However, the authors argue that there are aspects within the most prominent introductory material on these meta-theoretical issues which may undermine the process. In particular, deﬁnitional inaccuracies and a lack of sustained reﬂection on the contested nature of the directional relationship between ontology and epistemology tend towards a prescriptive ‘path dependency’ and curtail the possibility of reﬂexive learning. This book aims to mend that issue.
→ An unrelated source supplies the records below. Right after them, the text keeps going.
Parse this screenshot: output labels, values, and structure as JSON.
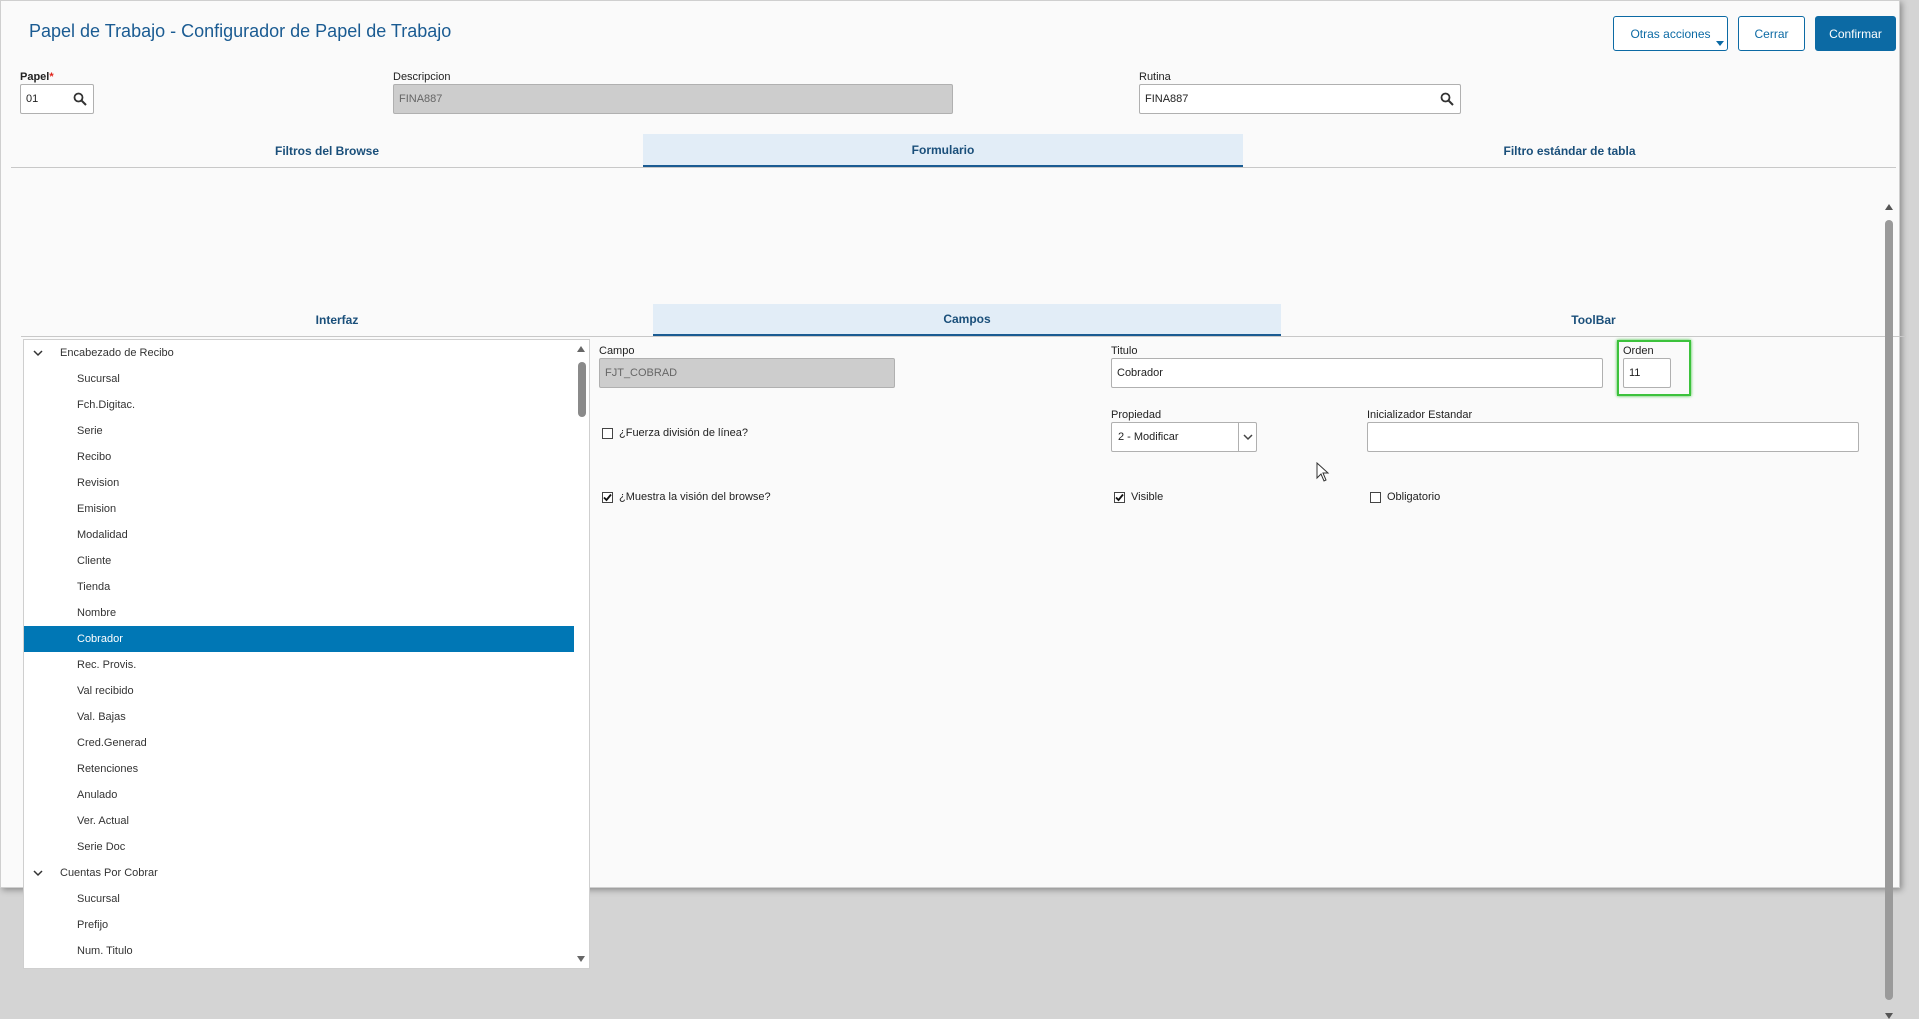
{
  "window": {
    "title": "Papel de Trabajo - Configurador de Papel de Trabajo"
  },
  "toolbar": {
    "other_actions_label": "Otras acciones",
    "close_label": "Cerrar",
    "confirm_label": "Confirmar"
  },
  "header_form": {
    "papel_label": "Papel",
    "papel_required_mark": "*",
    "papel_value": "01",
    "descripcion_label": "Descripcion",
    "descripcion_value": "FINA887",
    "rutina_label": "Rutina",
    "rutina_value": "FINA887"
  },
  "tabs_level1": [
    {
      "label": "Filtros del Browse",
      "active": false
    },
    {
      "label": "Formulario",
      "active": true
    },
    {
      "label": "Filtro estándar de tabla",
      "active": false
    }
  ],
  "tabs_level2": [
    {
      "label": "Interfaz",
      "active": false
    },
    {
      "label": "Campos",
      "active": true
    },
    {
      "label": "ToolBar",
      "active": false
    }
  ],
  "tree": {
    "groups": [
      {
        "label": "Encabezado de Recibo",
        "items": [
          "Sucursal",
          "Fch.Digitac.",
          "Serie",
          "Recibo",
          "Revision",
          "Emision",
          "Modalidad",
          "Cliente",
          "Tienda",
          "Nombre",
          "Cobrador",
          "Rec. Provis.",
          "Val recibido",
          "Val. Bajas",
          "Cred.Generad",
          "Retenciones",
          "Anulado",
          "Ver. Actual",
          "Serie Doc"
        ]
      },
      {
        "label": "Cuentas Por Cobrar",
        "items": [
          "Sucursal",
          "Prefijo",
          "Num. Titulo"
        ]
      }
    ],
    "selected": "Cobrador"
  },
  "detail": {
    "campo_label": "Campo",
    "campo_value": "FJT_COBRAD",
    "titulo_label": "Titulo",
    "titulo_value": "Cobrador",
    "orden_label": "Orden",
    "orden_value": "11",
    "fuerza_label": "¿Fuerza división de línea?",
    "fuerza_checked": false,
    "propiedad_label": "Propiedad",
    "propiedad_value": "2 - Modificar",
    "inicializador_label": "Inicializador Estandar",
    "inicializador_value": "",
    "muestra_label": "¿Muestra la visión del browse?",
    "muestra_checked": true,
    "visible_label": "Visible",
    "visible_checked": true,
    "obligatorio_label": "Obligatorio",
    "obligatorio_checked": false
  },
  "colors": {
    "accent": "#0c6aa4",
    "selected_row": "#0077b5",
    "highlight": "#3cc23c",
    "title": "#1a5b92"
  }
}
Bates & Jenkins provide for a clear guide through the meaning and differences of ontology and epistemology while discussing how those are taught, too. Furthermore, the reason of why students and scholars should have a thoroughgoing understanding of both is clearly articulated in this essay: It enables and enhances our ability for reflexive learning, a capability which we need to develop and deepen in order to outgrow the roles we have as students once we are done with classes. Even though this essay talks about "Teaching and Learning Ontology and Epistemology in Political Science", this text is relevant for any student looking for an accessible introduction to the philosophy of science.